"I've never said there was one son there," Sanford said.
In a statement earlier this month, Sanford said: "I did, indeed, watch the second half of the Super Bowl at the beach house with our 14-year-old son because as a father, I didn't think he should watch it alone."
When asked why he did not take his son to a sports restaurant or similar venue where they could watch the game together, Sanford said there is no place like that on Sullivan's Island, and downtown Charleston, where he lives, is a 25-minute drive.
"Are you going to honor what (the son) wants to do or are you going to say, 'No, I tell you what, I think we're going to drive downtown and miss a good bit of the third quarter and then we're going to come back early" in time for your mother's return.
"You make these judgments as best you can and that's why you have a family court system," Sanford said. "Because mom and dad may have a different perspective on what's best for the child and let (the court) cipher these things out. But I stand by my decision."
Sanford is due in court two days after the May 7 special election to answer to the charges.
Reached by phone Tuesday, Jenny Sanford declined to comment about the Super Bowl incident.
A new poll by a Democratic firm shows Sanford lagging Democratic nominee Elizabeth Colbert Busch.

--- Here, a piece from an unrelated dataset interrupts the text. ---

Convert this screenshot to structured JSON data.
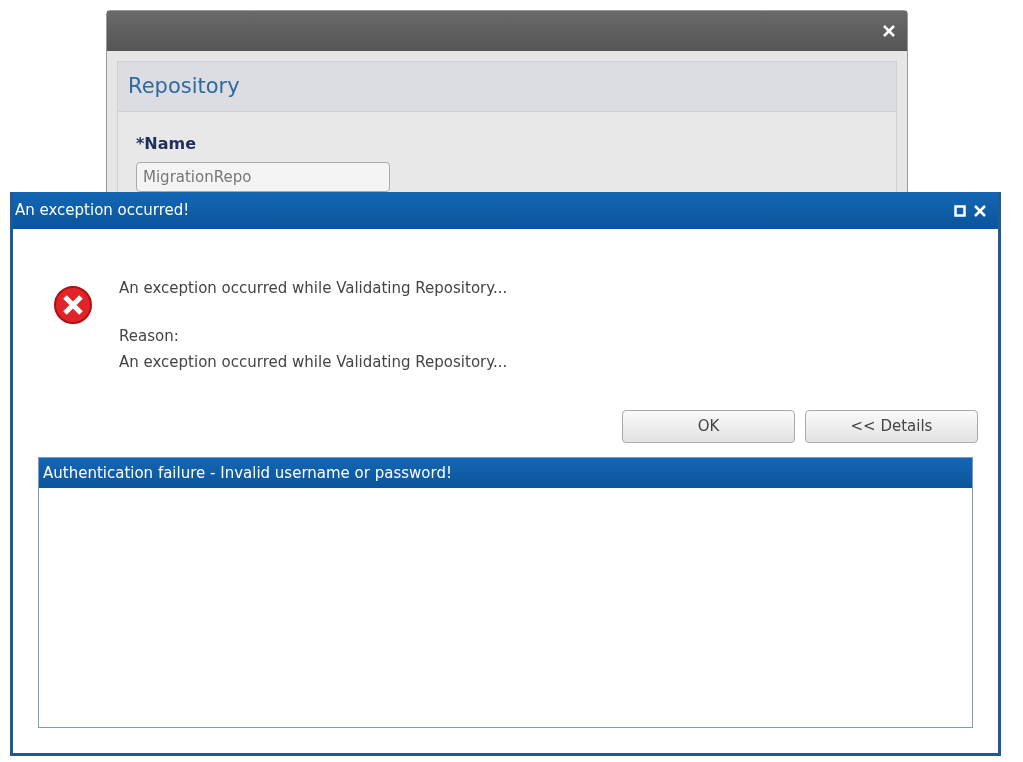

Sanford said Tuesday the poll is likely a result of initial reactions to Jenny Sanford's allegation -- reactions, he said, that are changing as he has explained he was dropping his son off at his ex-wife's home, not attempting to break in.
"People are saying, 'Wait a minute. When I first read (about the allegation) I was really, really worried. But now that I've seen that no, in fact it's not as if you were sneaking through the hedges, trying to break into some house; no, in fact, you were dropping off your youngest son after a Super Bowl party and the question was whether or not he was going to watch the Super Bowl alone. That's a very different thing."
The (Columbia) State contributed to this report. Follow reporter Gina Smith at twitter.com/GinaNSmith.